» What the task asks
All lines below containing "author" are to be listed.

» Given data

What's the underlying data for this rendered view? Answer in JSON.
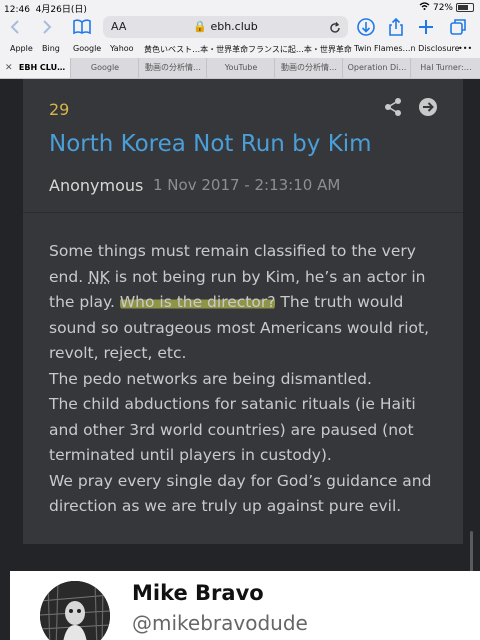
{
  "status": {
    "time": "12:46",
    "date": "4月26日(日)",
    "battery": "72%"
  },
  "toolbar": {
    "aa": "AA",
    "url": "ebh.club"
  },
  "bookmarks": [
    "Apple",
    "Bing",
    "Google",
    "Yahoo",
    "黄色いベスト…本・世界革命",
    "フランスに起…本・世界革命",
    "Twin Flames…n Disclosure",
    "•••"
  ],
  "tabs": [
    "EBH CLU…",
    "Google",
    "動画の分析情…",
    "YouTube",
    "動画の分析情…",
    "Operation Di…",
    "Hal Turner:…"
  ],
  "post": {
    "number": "29",
    "title": "North Korea Not Run by Kim",
    "author": "Anonymous",
    "date": "1 Nov 2017 - 2:13:10 AM",
    "body": {
      "p1_a": "Some things must remain classified to the very end. ",
      "p1_nk": "NK",
      "p1_b": " is not being run by Kim, he’s an actor in the play. ",
      "p1_hl": "Who is the director?",
      "p1_c": " The truth would sound so outrageous most Americans would riot, revolt, reject, etc.",
      "p2": "The pedo networks are being dismantled.",
      "p3": "The child abductions for satanic rituals (ie Haiti and other 3rd world countries) are paused (not terminated until players in custody).",
      "p4": "We pray every single day for God’s guidance and direction as we are truly up against pure evil."
    }
  },
  "tweet": {
    "name": "Mike Bravo",
    "handle": "@mikebravodude"
  },
  "colors": {
    "accent": "#1f7ae8",
    "title": "#4a9fd8",
    "number": "#d6b54a",
    "highlight": "#dae150"
  }
}
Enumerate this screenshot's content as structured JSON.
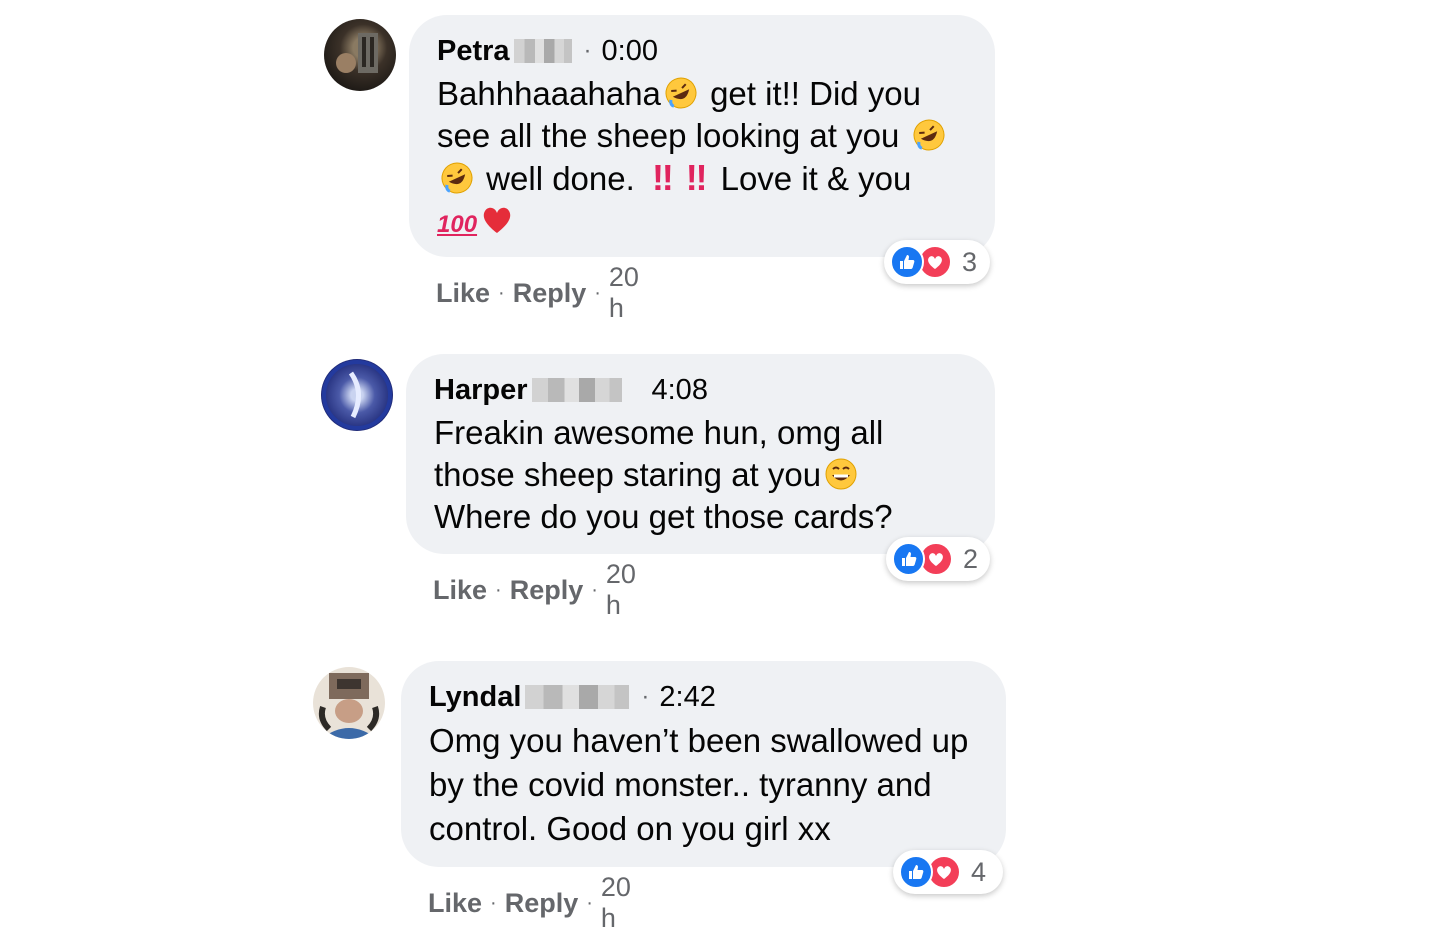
{
  "comments": [
    {
      "author": "Petra",
      "time": "0:00",
      "text_parts": [
        "Bahhhaaahaha",
        " get it!! Did you see all the sheep looking at you ",
        "well done. ",
        " Love it & you"
      ],
      "emoji_labels": {
        "hundred": "100"
      },
      "actions": {
        "like": "Like",
        "reply": "Reply",
        "age": "20 h"
      },
      "reaction_count": "3",
      "reactions": [
        "like-icon",
        "love-icon"
      ]
    },
    {
      "author": "Harper",
      "time": "4:08",
      "text_parts": [
        "Freakin awesome hun, omg all those sheep staring at you",
        "Where do you get those cards?"
      ],
      "actions": {
        "like": "Like",
        "reply": "Reply",
        "age": "20 h"
      },
      "reaction_count": "2",
      "reactions": [
        "like-icon",
        "love-icon"
      ]
    },
    {
      "author": "Lyndal",
      "time": "2:42",
      "text_parts": [
        "Omg you haven’t been swallowed up by the covid monster.. tyranny and control. Good on you girl xx"
      ],
      "actions": {
        "like": "Like",
        "reply": "Reply",
        "age": "20 h"
      },
      "reaction_count": "4",
      "reactions": [
        "like-icon",
        "love-icon"
      ]
    }
  ],
  "separator": "·",
  "colors": {
    "bubble": "#eff1f4",
    "meta_text": "#65676b",
    "like_blue": "#1877f2",
    "love_red": "#f33e58"
  }
}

» Solution to the problem
    "author": "Anonymous",
      "author": "Petra",
      "author": "Harper",
      "author": "Lyndal",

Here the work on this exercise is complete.